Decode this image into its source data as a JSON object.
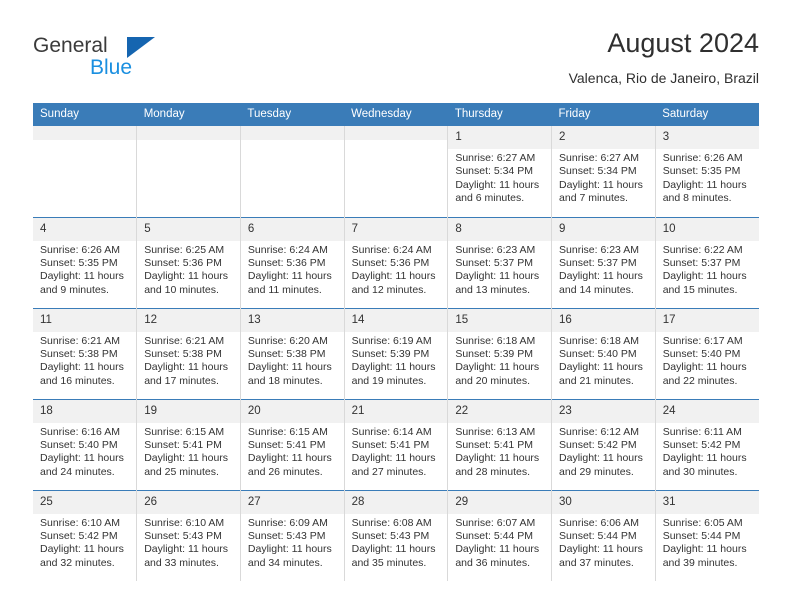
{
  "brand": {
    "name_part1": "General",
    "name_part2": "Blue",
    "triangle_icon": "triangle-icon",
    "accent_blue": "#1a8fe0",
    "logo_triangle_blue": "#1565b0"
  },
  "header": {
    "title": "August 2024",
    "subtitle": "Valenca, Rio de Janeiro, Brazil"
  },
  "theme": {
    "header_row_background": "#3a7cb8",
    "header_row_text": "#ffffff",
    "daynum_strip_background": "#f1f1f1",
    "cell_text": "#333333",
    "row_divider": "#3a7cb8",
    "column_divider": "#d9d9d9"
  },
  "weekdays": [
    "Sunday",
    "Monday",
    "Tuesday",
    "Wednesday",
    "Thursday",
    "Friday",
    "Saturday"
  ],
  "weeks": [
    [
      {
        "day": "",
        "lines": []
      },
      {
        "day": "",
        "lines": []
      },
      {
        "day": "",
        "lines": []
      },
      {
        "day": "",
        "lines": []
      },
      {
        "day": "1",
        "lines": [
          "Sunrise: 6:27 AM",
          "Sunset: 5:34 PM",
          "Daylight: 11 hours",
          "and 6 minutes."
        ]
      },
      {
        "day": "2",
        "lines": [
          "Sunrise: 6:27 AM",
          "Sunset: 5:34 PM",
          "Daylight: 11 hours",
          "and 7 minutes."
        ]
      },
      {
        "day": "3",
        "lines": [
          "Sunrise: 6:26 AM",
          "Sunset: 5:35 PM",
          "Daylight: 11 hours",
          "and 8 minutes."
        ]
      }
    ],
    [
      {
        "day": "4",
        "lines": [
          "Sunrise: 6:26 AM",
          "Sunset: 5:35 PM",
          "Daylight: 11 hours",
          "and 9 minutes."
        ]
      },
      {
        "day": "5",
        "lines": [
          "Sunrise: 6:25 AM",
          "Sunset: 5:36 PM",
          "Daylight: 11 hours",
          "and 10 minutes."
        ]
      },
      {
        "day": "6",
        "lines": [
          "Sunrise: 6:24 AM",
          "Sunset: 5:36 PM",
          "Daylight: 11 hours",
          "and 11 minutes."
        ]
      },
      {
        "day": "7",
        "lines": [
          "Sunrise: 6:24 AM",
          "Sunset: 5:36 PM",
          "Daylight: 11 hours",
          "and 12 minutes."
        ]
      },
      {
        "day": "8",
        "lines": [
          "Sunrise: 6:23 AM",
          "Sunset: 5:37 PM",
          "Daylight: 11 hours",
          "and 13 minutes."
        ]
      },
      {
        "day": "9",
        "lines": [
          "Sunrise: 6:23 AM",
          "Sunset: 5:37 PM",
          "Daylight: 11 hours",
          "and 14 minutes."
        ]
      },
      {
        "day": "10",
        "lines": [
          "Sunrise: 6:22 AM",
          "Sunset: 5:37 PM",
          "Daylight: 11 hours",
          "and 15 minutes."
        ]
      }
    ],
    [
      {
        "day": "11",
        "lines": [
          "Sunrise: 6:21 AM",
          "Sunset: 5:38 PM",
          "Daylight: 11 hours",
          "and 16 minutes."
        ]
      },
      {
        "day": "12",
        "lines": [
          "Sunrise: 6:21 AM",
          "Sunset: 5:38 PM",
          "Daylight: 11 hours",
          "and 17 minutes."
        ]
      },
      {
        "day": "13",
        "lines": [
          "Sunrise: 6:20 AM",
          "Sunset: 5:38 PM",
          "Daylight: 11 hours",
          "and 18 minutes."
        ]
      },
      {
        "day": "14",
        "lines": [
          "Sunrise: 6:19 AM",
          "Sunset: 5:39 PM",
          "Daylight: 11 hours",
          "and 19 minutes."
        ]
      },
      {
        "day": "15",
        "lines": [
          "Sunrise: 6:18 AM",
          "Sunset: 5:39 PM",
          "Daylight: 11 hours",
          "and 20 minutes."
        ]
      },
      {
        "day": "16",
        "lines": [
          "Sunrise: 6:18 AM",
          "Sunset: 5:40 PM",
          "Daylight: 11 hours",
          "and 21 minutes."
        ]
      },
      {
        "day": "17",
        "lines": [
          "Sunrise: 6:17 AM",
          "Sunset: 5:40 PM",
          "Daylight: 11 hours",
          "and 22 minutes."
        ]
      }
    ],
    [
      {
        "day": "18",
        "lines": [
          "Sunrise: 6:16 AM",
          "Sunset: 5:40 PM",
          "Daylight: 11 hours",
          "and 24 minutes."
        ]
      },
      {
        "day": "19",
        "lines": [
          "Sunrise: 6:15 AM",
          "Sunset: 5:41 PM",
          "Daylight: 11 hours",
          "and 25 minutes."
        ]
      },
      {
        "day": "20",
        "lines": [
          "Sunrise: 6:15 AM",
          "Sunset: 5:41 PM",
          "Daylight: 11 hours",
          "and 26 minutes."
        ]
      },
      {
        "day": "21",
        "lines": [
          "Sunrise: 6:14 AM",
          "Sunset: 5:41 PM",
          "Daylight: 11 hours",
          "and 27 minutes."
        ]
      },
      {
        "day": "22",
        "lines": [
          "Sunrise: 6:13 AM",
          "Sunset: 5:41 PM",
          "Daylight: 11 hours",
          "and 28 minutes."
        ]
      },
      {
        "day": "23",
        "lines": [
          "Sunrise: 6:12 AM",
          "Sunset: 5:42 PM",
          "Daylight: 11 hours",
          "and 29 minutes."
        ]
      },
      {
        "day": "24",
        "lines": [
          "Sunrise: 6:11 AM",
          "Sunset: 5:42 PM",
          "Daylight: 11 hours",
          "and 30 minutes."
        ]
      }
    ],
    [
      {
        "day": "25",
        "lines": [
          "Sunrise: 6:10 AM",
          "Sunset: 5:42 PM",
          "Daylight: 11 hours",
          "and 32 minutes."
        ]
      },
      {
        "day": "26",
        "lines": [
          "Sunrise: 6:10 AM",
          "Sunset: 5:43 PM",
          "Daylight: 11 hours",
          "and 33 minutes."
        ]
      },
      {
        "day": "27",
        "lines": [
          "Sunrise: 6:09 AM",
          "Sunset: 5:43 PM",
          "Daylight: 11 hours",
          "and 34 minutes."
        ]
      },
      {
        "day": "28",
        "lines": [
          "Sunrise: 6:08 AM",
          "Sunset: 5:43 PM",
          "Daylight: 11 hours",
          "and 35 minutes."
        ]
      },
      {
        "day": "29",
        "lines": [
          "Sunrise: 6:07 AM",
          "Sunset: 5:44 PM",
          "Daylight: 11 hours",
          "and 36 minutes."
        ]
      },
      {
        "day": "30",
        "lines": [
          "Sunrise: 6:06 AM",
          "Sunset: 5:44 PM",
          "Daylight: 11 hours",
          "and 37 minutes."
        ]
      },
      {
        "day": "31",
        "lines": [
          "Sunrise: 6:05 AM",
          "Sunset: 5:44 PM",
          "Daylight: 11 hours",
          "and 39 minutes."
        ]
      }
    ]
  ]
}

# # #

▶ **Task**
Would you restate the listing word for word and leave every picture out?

▶ **Result for this task**
Decode this image into its source data as a JSON object.
{
  "brand": {
    "name_part1": "General",
    "name_part2": "Blue",
    "triangle_icon": "triangle-icon",
    "accent_blue": "#1a8fe0",
    "logo_triangle_blue": "#1565b0"
  },
  "header": {
    "title": "August 2024",
    "subtitle": "Valenca, Rio de Janeiro, Brazil"
  },
  "theme": {
    "header_row_background": "#3a7cb8",
    "header_row_text": "#ffffff",
    "daynum_strip_background": "#f1f1f1",
    "cell_text": "#333333",
    "row_divider": "#3a7cb8",
    "column_divider": "#d9d9d9"
  },
  "weekdays": [
    "Sunday",
    "Monday",
    "Tuesday",
    "Wednesday",
    "Thursday",
    "Friday",
    "Saturday"
  ],
  "weeks": [
    [
      {
        "day": "",
        "lines": []
      },
      {
        "day": "",
        "lines": []
      },
      {
        "day": "",
        "lines": []
      },
      {
        "day": "",
        "lines": []
      },
      {
        "day": "1",
        "lines": [
          "Sunrise: 6:27 AM",
          "Sunset: 5:34 PM",
          "Daylight: 11 hours",
          "and 6 minutes."
        ]
      },
      {
        "day": "2",
        "lines": [
          "Sunrise: 6:27 AM",
          "Sunset: 5:34 PM",
          "Daylight: 11 hours",
          "and 7 minutes."
        ]
      },
      {
        "day": "3",
        "lines": [
          "Sunrise: 6:26 AM",
          "Sunset: 5:35 PM",
          "Daylight: 11 hours",
          "and 8 minutes."
        ]
      }
    ],
    [
      {
        "day": "4",
        "lines": [
          "Sunrise: 6:26 AM",
          "Sunset: 5:35 PM",
          "Daylight: 11 hours",
          "and 9 minutes."
        ]
      },
      {
        "day": "5",
        "lines": [
          "Sunrise: 6:25 AM",
          "Sunset: 5:36 PM",
          "Daylight: 11 hours",
          "and 10 minutes."
        ]
      },
      {
        "day": "6",
        "lines": [
          "Sunrise: 6:24 AM",
          "Sunset: 5:36 PM",
          "Daylight: 11 hours",
          "and 11 minutes."
        ]
      },
      {
        "day": "7",
        "lines": [
          "Sunrise: 6:24 AM",
          "Sunset: 5:36 PM",
          "Daylight: 11 hours",
          "and 12 minutes."
        ]
      },
      {
        "day": "8",
        "lines": [
          "Sunrise: 6:23 AM",
          "Sunset: 5:37 PM",
          "Daylight: 11 hours",
          "and 13 minutes."
        ]
      },
      {
        "day": "9",
        "lines": [
          "Sunrise: 6:23 AM",
          "Sunset: 5:37 PM",
          "Daylight: 11 hours",
          "and 14 minutes."
        ]
      },
      {
        "day": "10",
        "lines": [
          "Sunrise: 6:22 AM",
          "Sunset: 5:37 PM",
          "Daylight: 11 hours",
          "and 15 minutes."
        ]
      }
    ],
    [
      {
        "day": "11",
        "lines": [
          "Sunrise: 6:21 AM",
          "Sunset: 5:38 PM",
          "Daylight: 11 hours",
          "and 16 minutes."
        ]
      },
      {
        "day": "12",
        "lines": [
          "Sunrise: 6:21 AM",
          "Sunset: 5:38 PM",
          "Daylight: 11 hours",
          "and 17 minutes."
        ]
      },
      {
        "day": "13",
        "lines": [
          "Sunrise: 6:20 AM",
          "Sunset: 5:38 PM",
          "Daylight: 11 hours",
          "and 18 minutes."
        ]
      },
      {
        "day": "14",
        "lines": [
          "Sunrise: 6:19 AM",
          "Sunset: 5:39 PM",
          "Daylight: 11 hours",
          "and 19 minutes."
        ]
      },
      {
        "day": "15",
        "lines": [
          "Sunrise: 6:18 AM",
          "Sunset: 5:39 PM",
          "Daylight: 11 hours",
          "and 20 minutes."
        ]
      },
      {
        "day": "16",
        "lines": [
          "Sunrise: 6:18 AM",
          "Sunset: 5:40 PM",
          "Daylight: 11 hours",
          "and 21 minutes."
        ]
      },
      {
        "day": "17",
        "lines": [
          "Sunrise: 6:17 AM",
          "Sunset: 5:40 PM",
          "Daylight: 11 hours",
          "and 22 minutes."
        ]
      }
    ],
    [
      {
        "day": "18",
        "lines": [
          "Sunrise: 6:16 AM",
          "Sunset: 5:40 PM",
          "Daylight: 11 hours",
          "and 24 minutes."
        ]
      },
      {
        "day": "19",
        "lines": [
          "Sunrise: 6:15 AM",
          "Sunset: 5:41 PM",
          "Daylight: 11 hours",
          "and 25 minutes."
        ]
      },
      {
        "day": "20",
        "lines": [
          "Sunrise: 6:15 AM",
          "Sunset: 5:41 PM",
          "Daylight: 11 hours",
          "and 26 minutes."
        ]
      },
      {
        "day": "21",
        "lines": [
          "Sunrise: 6:14 AM",
          "Sunset: 5:41 PM",
          "Daylight: 11 hours",
          "and 27 minutes."
        ]
      },
      {
        "day": "22",
        "lines": [
          "Sunrise: 6:13 AM",
          "Sunset: 5:41 PM",
          "Daylight: 11 hours",
          "and 28 minutes."
        ]
      },
      {
        "day": "23",
        "lines": [
          "Sunrise: 6:12 AM",
          "Sunset: 5:42 PM",
          "Daylight: 11 hours",
          "and 29 minutes."
        ]
      },
      {
        "day": "24",
        "lines": [
          "Sunrise: 6:11 AM",
          "Sunset: 5:42 PM",
          "Daylight: 11 hours",
          "and 30 minutes."
        ]
      }
    ],
    [
      {
        "day": "25",
        "lines": [
          "Sunrise: 6:10 AM",
          "Sunset: 5:42 PM",
          "Daylight: 11 hours",
          "and 32 minutes."
        ]
      },
      {
        "day": "26",
        "lines": [
          "Sunrise: 6:10 AM",
          "Sunset: 5:43 PM",
          "Daylight: 11 hours",
          "and 33 minutes."
        ]
      },
      {
        "day": "27",
        "lines": [
          "Sunrise: 6:09 AM",
          "Sunset: 5:43 PM",
          "Daylight: 11 hours",
          "and 34 minutes."
        ]
      },
      {
        "day": "28",
        "lines": [
          "Sunrise: 6:08 AM",
          "Sunset: 5:43 PM",
          "Daylight: 11 hours",
          "and 35 minutes."
        ]
      },
      {
        "day": "29",
        "lines": [
          "Sunrise: 6:07 AM",
          "Sunset: 5:44 PM",
          "Daylight: 11 hours",
          "and 36 minutes."
        ]
      },
      {
        "day": "30",
        "lines": [
          "Sunrise: 6:06 AM",
          "Sunset: 5:44 PM",
          "Daylight: 11 hours",
          "and 37 minutes."
        ]
      },
      {
        "day": "31",
        "lines": [
          "Sunrise: 6:05 AM",
          "Sunset: 5:44 PM",
          "Daylight: 11 hours",
          "and 39 minutes."
        ]
      }
    ]
  ]
}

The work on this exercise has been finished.